"It was shocking, then, to learn last week that an eastern Ontario school had welcomed Smith as a guest speaker on the role of pathologists and DNA. Given his role in a litany of wrongful convictions — many of them against parents and other family members — in child death cases, Smith is hardly a role model or a legitimate authority on pathology and DNA. As several media outlets reported last week, Smith gave the talk to about 30 Grade 11 students at Prince Edward Collegiate Institute in Picton, Ont., in late October. The Toronto Star quoted a school official noting that a student in the class has a family connection to Smith. The school board is now investigating how Smith ended up appearing before the class and whether it needs a centralized process for reviewing who gets to speak to students. The fact that Smith would think it’s fine for him to speak on a subject that was the source of his disgrace and that led to the revocation of his licence to practise is an affront. The fact that someone at a school would ignore those issues is equally outrageous. Smith obviously knows something about DNA and the role of pathologists. But his knowledge fell far short of the expertise required of someone who conducted more than 1,000 child autopsies. As we know now, Smith made repeated mistakes that led to criminal charges and convictions of people who had done nothing wrong. Smith harmed many people. The most grievously affected were the parents wrongfully implicated in their children’s deaths, but society has suffered in many other ways. The costs of Smith’s work have been enormous, of course. Not only did the province have to pay for Goudge’s inquiry, it continues to face the legal fallout of the wrongful convictions, including through the compensation scheme it set up last year as well as lawsuits by those affected. Moreover, Smith’s work cast a dark cloud over our justice system. It showed how fallible it can be when it places excessive trust in expert witnesses like Smith. So many people saw fault in Smith’s work along the way, but it took far too long for anyone in a position of authority to do anything about it. Smith has no business holding himself up as an authority on DNA or pathologists anywhere in this province. The Picton school, as the justice system did so belatedly, should have known that."

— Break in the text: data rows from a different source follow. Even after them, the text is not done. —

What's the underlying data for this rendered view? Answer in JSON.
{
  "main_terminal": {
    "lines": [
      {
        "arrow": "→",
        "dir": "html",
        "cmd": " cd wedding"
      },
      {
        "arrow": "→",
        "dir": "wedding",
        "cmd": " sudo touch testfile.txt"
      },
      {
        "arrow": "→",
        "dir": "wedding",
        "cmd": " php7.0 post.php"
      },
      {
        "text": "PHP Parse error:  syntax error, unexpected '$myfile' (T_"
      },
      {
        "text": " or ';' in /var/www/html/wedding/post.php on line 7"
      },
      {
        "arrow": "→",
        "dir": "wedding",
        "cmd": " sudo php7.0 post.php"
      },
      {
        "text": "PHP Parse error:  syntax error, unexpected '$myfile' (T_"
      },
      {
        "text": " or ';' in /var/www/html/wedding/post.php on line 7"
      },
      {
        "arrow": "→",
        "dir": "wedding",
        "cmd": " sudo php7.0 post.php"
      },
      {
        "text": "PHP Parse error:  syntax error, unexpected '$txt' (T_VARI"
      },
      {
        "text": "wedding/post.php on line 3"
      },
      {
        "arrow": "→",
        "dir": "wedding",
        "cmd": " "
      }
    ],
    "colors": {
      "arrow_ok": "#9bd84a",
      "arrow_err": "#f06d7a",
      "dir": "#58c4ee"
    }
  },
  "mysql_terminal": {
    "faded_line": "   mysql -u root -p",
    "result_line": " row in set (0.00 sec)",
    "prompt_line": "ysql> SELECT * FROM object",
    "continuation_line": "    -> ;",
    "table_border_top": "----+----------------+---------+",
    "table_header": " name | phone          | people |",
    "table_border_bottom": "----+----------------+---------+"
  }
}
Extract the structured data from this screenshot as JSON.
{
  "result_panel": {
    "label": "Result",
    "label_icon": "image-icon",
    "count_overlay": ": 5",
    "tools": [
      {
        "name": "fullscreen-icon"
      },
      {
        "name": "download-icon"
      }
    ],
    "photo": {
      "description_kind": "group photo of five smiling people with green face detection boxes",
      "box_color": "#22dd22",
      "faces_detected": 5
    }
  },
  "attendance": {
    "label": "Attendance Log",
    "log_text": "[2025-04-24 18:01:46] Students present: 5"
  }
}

PUBLISHER'S NOTE: The Toronto Star, my previous employer for more than twenty incredible years, has put considerable effort into exposing the harm caused by Dr. Charles Smith and his protectors - and into pushing for reform of Ontario's forensic pediatric pathology system. The Star has a "topic" section which focuses on recent stories related to Dr. Charles Smith. It can be found at:

Information on "The Charles Smith Blog Award"- and its nomination process - can be found at:

Harold Levy: Publisher; The Charles Smith Blog;;